━━━ DATA EXTRACTS ━━━

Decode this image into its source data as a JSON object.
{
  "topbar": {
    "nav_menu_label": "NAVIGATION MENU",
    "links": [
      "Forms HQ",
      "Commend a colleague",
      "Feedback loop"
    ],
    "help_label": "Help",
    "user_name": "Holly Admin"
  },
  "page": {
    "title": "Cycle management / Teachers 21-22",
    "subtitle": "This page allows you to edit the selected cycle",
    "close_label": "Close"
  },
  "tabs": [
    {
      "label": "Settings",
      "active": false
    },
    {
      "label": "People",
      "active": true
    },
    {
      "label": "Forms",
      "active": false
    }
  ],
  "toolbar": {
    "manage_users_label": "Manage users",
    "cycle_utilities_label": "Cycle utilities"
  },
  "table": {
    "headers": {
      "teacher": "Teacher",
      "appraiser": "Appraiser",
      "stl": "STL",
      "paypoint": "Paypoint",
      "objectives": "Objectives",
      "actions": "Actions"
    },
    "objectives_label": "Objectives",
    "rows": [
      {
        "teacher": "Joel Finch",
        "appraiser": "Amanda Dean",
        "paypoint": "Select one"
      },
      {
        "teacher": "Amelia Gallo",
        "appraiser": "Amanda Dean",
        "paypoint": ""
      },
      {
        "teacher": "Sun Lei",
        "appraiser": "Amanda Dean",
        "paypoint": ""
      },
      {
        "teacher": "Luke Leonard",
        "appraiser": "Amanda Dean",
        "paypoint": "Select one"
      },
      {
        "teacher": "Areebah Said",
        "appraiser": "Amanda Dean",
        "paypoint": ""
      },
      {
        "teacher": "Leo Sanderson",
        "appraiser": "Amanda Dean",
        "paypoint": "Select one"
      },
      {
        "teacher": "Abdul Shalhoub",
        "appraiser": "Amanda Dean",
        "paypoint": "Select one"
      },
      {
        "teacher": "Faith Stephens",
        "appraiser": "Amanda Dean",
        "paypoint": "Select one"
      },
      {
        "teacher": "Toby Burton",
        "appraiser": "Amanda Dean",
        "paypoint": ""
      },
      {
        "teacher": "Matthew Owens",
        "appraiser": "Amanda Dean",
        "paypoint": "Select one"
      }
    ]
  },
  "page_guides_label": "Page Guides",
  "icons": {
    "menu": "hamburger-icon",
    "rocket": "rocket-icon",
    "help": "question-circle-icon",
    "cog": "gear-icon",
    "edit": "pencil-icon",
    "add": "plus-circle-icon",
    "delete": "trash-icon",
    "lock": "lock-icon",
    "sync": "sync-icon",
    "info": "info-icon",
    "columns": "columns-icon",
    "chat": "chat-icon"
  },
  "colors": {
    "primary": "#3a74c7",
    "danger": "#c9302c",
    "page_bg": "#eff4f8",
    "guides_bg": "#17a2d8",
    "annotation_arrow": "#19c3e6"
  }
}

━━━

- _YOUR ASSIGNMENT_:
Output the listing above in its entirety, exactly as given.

- _OUTPUT_:
Decode this image into its source data as a JSON object.
{
  "topbar": {
    "nav_menu_label": "NAVIGATION MENU",
    "links": [
      "Forms HQ",
      "Commend a colleague",
      "Feedback loop"
    ],
    "help_label": "Help",
    "user_name": "Holly Admin"
  },
  "page": {
    "title": "Cycle management / Teachers 21-22",
    "subtitle": "This page allows you to edit the selected cycle",
    "close_label": "Close"
  },
  "tabs": [
    {
      "label": "Settings",
      "active": false
    },
    {
      "label": "People",
      "active": true
    },
    {
      "label": "Forms",
      "active": false
    }
  ],
  "toolbar": {
    "manage_users_label": "Manage users",
    "cycle_utilities_label": "Cycle utilities"
  },
  "table": {
    "headers": {
      "teacher": "Teacher",
      "appraiser": "Appraiser",
      "stl": "STL",
      "paypoint": "Paypoint",
      "objectives": "Objectives",
      "actions": "Actions"
    },
    "objectives_label": "Objectives",
    "rows": [
      {
        "teacher": "Joel Finch",
        "appraiser": "Amanda Dean",
        "paypoint": "Select one"
      },
      {
        "teacher": "Amelia Gallo",
        "appraiser": "Amanda Dean",
        "paypoint": ""
      },
      {
        "teacher": "Sun Lei",
        "appraiser": "Amanda Dean",
        "paypoint": ""
      },
      {
        "teacher": "Luke Leonard",
        "appraiser": "Amanda Dean",
        "paypoint": "Select one"
      },
      {
        "teacher": "Areebah Said",
        "appraiser": "Amanda Dean",
        "paypoint": ""
      },
      {
        "teacher": "Leo Sanderson",
        "appraiser": "Amanda Dean",
        "paypoint": "Select one"
      },
      {
        "teacher": "Abdul Shalhoub",
        "appraiser": "Amanda Dean",
        "paypoint": "Select one"
      },
      {
        "teacher": "Faith Stephens",
        "appraiser": "Amanda Dean",
        "paypoint": "Select one"
      },
      {
        "teacher": "Toby Burton",
        "appraiser": "Amanda Dean",
        "paypoint": ""
      },
      {
        "teacher": "Matthew Owens",
        "appraiser": "Amanda Dean",
        "paypoint": "Select one"
      }
    ]
  },
  "page_guides_label": "Page Guides",
  "icons": {
    "menu": "hamburger-icon",
    "rocket": "rocket-icon",
    "help": "question-circle-icon",
    "cog": "gear-icon",
    "edit": "pencil-icon",
    "add": "plus-circle-icon",
    "delete": "trash-icon",
    "lock": "lock-icon",
    "sync": "sync-icon",
    "info": "info-icon",
    "columns": "columns-icon",
    "chat": "chat-icon"
  },
  "colors": {
    "primary": "#3a74c7",
    "danger": "#c9302c",
    "page_bg": "#eff4f8",
    "guides_bg": "#17a2d8",
    "annotation_arrow": "#19c3e6"
  }
}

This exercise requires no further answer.